Where to find a campsite
When looking for a campsite, check with Federal and state agencies, as they have millions of acres available for horse camping and trail riding. These agencies include the National Forest Service, Bureau of Land Management, National Park Service, State Parks and even the Army Corps of Engineers. For a list of trails and campgrounds visit Horse & Mule Trail Guide USA.
It is important to be aware of water availability at your campsite and to prepare for the situation. Even if your campground has readily available water, a backup plan should also be in place. Be sure to bring enough water for at least two days for each person and each horse. Some horses do not like the taste of different water sources and may not drink what is available. In this case, it is a good idea to have some apple juice, grated carrots or even to dunk the horse’s hay into water.

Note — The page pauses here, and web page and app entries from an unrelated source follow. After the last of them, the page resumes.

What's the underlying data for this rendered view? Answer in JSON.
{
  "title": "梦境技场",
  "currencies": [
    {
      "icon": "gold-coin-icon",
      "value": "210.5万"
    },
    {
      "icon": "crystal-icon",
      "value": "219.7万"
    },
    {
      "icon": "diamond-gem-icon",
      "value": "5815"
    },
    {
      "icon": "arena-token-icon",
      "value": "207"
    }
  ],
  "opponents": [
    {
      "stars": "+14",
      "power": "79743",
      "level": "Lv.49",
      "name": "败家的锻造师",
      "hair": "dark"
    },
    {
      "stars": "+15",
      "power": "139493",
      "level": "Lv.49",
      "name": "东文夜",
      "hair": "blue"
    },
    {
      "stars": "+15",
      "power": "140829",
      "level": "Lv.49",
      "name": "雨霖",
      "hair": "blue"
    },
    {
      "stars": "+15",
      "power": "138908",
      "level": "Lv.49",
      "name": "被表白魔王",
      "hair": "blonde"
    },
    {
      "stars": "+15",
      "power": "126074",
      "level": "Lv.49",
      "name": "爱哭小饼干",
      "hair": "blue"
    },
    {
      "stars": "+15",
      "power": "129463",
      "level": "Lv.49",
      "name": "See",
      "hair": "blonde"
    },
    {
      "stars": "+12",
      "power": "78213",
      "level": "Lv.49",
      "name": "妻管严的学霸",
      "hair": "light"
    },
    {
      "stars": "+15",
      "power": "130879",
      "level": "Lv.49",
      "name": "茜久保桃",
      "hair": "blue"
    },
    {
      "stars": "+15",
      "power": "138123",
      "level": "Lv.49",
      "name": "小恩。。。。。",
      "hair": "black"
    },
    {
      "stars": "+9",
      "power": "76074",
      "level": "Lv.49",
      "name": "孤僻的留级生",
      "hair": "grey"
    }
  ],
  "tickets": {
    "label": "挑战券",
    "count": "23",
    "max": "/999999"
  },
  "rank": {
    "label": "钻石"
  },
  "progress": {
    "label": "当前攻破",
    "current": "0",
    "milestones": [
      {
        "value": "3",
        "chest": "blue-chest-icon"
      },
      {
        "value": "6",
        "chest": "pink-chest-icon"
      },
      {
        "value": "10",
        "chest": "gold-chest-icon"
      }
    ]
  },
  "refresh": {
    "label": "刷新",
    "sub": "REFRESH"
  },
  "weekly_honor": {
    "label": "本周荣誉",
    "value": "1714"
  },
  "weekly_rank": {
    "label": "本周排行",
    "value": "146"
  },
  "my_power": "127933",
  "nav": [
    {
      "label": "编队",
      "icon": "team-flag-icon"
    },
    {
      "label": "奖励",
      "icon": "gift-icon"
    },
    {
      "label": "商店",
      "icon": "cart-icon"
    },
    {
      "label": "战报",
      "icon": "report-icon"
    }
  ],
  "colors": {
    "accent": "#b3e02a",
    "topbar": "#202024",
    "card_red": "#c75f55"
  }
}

Try to camp at least 100 feet from water and, in the case that you are camping in the back country, be sure to include a means of purifying the water. For example, pack a water filter or iodine tablets. As well, when watering your horse in the back country, use established watering sites (ex. sites that wildlife has used for watering).
As you don’t want your horse wandering off in the night, be sure to employ a method of containment. This method should be one that your horse responds well to and is used to. Possible methods include portable corrals (if allowed in the area you are camping), hobbles, picketing, highlines, etc.

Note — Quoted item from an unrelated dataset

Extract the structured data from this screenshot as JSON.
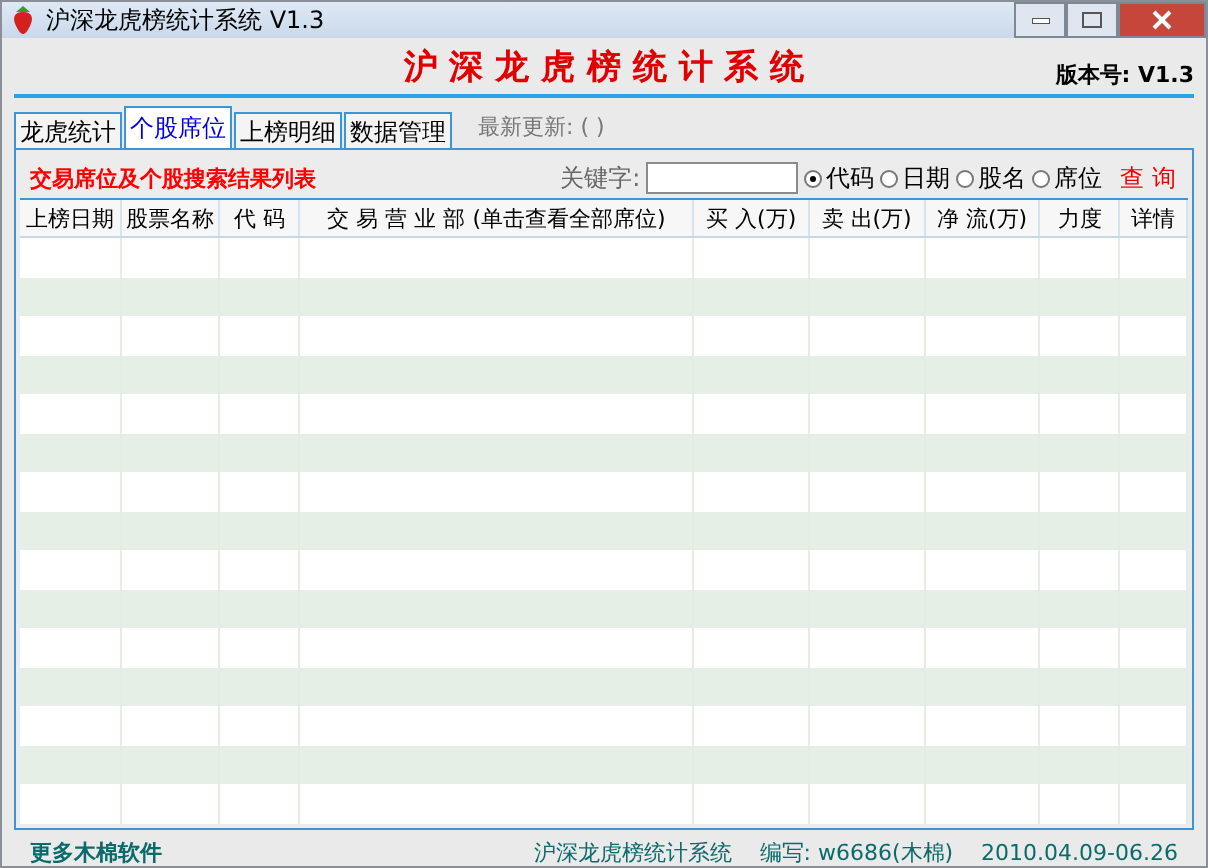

Make sure to store all food items in a sturdy container and out of reach of animals. Even while out riding, it is important to safely store your food items in order to help keep animals away from your camp.
Other important items for you and your horse(s) include a first aid kit, a sharp knife, sunscreen, insect repellent and coats and blankets.
Take an emergency kit with you on all rides and keep a good, sharp knife on you (i.e. to cut a lead line in an emergency). Sunscreen for you and your horse(s) is important to protect from sun damage and painful sunburns. If your horse has pink skin you may want to apply sunscreen to the area, as it is especially prone to burning. Insect repellent is also a good idea to protect from insect bites. Coats and blankets are important for cold nights and can also be used to help protect you and your horse(s) from insects. As well, a good flashlight and/or lantern are also a good idea, as it can be very dark out in the woods at night! For a full list of camping essentials check out this Trailer, Horse Camping Packing List
Finally, as the National Forest Service is working towards eliminating ‘noxious and invasive weeds’, be sure to ask if CWFF (Certified Weed Free Feeds) are required at your campsite. As well, it is important that when camping with your horse(s) you do not allow them to graze open, natural, green fields, as not all green grasses and plants are safe for horses to consume.
With a little planning and preparation your horse camping trip can be safe and fun!